Here are 4 areas where you should focus your attention to assure the senior adult in your life has the healthiest mouth possible.
Make adjustments for hygiene. As we grow older, arthritis and similar conditions make brushing and flossing difficult to perform. You can help your senior adult keep up these vital tasks by switching to a powered toothbrush or refitting their brush with a bike handle or tennis ball to make gripping easier. Pre-loaded floss holders or water irrigators are effective alternatives to manual flossing if it becomes too difficult.
Have dentures or other appliances checked regularly. Many older people wear full or partial dentures. Due to the nature of these appliances, the risk of bone loss over time is greater, which can eventually affect their fit. Their dentist should check them regularly and reline or repair them if possible. Eventually, they may need a new appliance to match any changing contours in the mouth.
Be aware of age-related dental issues. Age-related conditions of both the mouth and the body (like osteoporosis, which can affect bone density) can impact dental health. For example, an older person can develop lower saliva flow, often due to medications they’re taking. This, as well as gastric reflux common in older people, increases acidity and a higher risk of tooth decay. Past dental work like fillings, crowns or bridges may also make hygiene and additional treatment more difficult.
Keep up regular dental visits. In light of all this, it’s crucial to keep up with regular dental visits for continuing teeth and gum health. Besides cleanings, these visits are also important for monitoring signs of tooth decay, periodontal (gum) disease and oral cancer. It’s also a good opportunity to gauge the effectiveness of their hygiene efforts and suggest adjustments.
If you would like more information on dental care for older adults, please contact us or schedule an appointment for a consultation. You can also learn more about this topic by reading the Dear Doctor magazine article “Aging & Dental Health.”

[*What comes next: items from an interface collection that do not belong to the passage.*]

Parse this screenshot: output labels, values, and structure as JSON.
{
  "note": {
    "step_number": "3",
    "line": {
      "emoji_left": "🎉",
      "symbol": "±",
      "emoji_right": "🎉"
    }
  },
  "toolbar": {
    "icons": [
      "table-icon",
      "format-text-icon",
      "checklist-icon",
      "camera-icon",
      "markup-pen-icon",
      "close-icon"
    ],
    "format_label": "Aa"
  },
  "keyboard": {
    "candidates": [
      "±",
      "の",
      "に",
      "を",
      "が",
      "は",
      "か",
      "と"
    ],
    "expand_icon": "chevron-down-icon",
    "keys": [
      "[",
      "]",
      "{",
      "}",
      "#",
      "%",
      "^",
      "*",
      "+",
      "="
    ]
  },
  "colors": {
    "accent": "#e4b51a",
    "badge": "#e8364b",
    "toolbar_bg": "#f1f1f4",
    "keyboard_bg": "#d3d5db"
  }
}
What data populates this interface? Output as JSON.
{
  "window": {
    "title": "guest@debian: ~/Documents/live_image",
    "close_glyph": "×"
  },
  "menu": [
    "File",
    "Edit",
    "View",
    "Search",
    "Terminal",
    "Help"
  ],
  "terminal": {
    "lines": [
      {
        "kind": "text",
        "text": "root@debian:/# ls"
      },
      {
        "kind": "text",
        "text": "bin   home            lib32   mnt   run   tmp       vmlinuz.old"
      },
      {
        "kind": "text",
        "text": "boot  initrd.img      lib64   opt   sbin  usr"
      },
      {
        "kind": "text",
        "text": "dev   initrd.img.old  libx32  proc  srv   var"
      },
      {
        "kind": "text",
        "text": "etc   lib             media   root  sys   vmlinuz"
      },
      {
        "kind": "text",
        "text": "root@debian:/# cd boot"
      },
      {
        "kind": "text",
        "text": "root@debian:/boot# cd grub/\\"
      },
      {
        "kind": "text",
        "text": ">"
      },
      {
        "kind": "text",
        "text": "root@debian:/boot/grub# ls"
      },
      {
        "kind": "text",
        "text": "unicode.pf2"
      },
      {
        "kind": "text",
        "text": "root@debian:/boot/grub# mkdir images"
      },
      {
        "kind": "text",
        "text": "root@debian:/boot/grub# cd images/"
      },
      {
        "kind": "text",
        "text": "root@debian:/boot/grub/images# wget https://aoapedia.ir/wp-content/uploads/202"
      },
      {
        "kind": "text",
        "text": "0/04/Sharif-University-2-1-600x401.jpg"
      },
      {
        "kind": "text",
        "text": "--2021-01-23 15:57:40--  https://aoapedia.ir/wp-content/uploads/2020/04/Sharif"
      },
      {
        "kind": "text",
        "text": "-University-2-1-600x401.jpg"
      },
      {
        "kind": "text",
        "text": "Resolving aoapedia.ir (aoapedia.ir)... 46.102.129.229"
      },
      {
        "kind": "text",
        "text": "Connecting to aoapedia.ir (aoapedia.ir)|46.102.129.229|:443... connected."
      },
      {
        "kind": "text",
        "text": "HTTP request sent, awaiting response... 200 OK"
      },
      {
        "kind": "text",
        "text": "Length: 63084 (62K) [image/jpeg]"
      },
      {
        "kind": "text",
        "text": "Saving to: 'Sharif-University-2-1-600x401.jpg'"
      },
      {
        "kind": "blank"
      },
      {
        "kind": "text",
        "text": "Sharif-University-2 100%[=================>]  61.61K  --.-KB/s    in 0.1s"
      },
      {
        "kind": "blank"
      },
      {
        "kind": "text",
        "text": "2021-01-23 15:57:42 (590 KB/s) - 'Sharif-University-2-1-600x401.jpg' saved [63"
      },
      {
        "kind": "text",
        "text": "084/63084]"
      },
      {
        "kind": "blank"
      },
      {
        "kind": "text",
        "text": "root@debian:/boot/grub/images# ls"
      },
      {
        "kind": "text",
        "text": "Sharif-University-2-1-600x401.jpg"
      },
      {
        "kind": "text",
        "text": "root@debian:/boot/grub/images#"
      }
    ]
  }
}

Dental bonding is a treatment available at Z Dentistry in Reno, NV that is an option for patients who have relatively minor cosmetic problems. You may find that dental bonding is all you need to help take your smile to the next level. It provides you with a temporary smile solution so that you can make future plans with your cosmetic dentist for other treatments, like veneers or braces.
What Is Dental Bonding?
A dental material called composite resin, the same material used for tooth-colored fillings, can be used to improve the cosmetic appearance of your front teeth. The material is painted onto the surfaces of the teeth where needed and bonded in place using a curing light. After the bonding process is complete, your dentist can shape and contour the teeth to match your desired aesthetic.
Dental Bonding Uses
You may be wondering if you are a candidate for this cosmetic treatment, which is offered at Z Dentistry in Reno. Here are some of the most common uses for dental bonding:
- Filling in small gaps between the teeth so that they don’t shift.
- Covering up cracks in the enamel.
- Restoring broken or chipped teeth.
- Polishing rough tooth surfaces.
- Covering discoloration or staining.
- Protecting an exposed tooth root due to gum recession.
Reasons to Choose Dental Bonding
When you visit the dentist for cosmetic help, it’s good to know that you have choices. There are a few reasons why you might decide to opt for dental bonding over other solutions at the moment:
- You need a quick fix that only requires one short dental appointment.
- Budget (dental bonding is usually more affordable compared to veneers or crowns).
- You’re concerned about tooth movement due to wisdom tooth eruption or the after effects of gum disease.
Dental Bonding Can Help
Now that you know that dental bonding is an option, make an appointment at Z Dentistry in Reno, NV to learn more about this cosmetic treatment. Call (775) 331-1616 today to schedule an appointment with Dr. George Zatarain.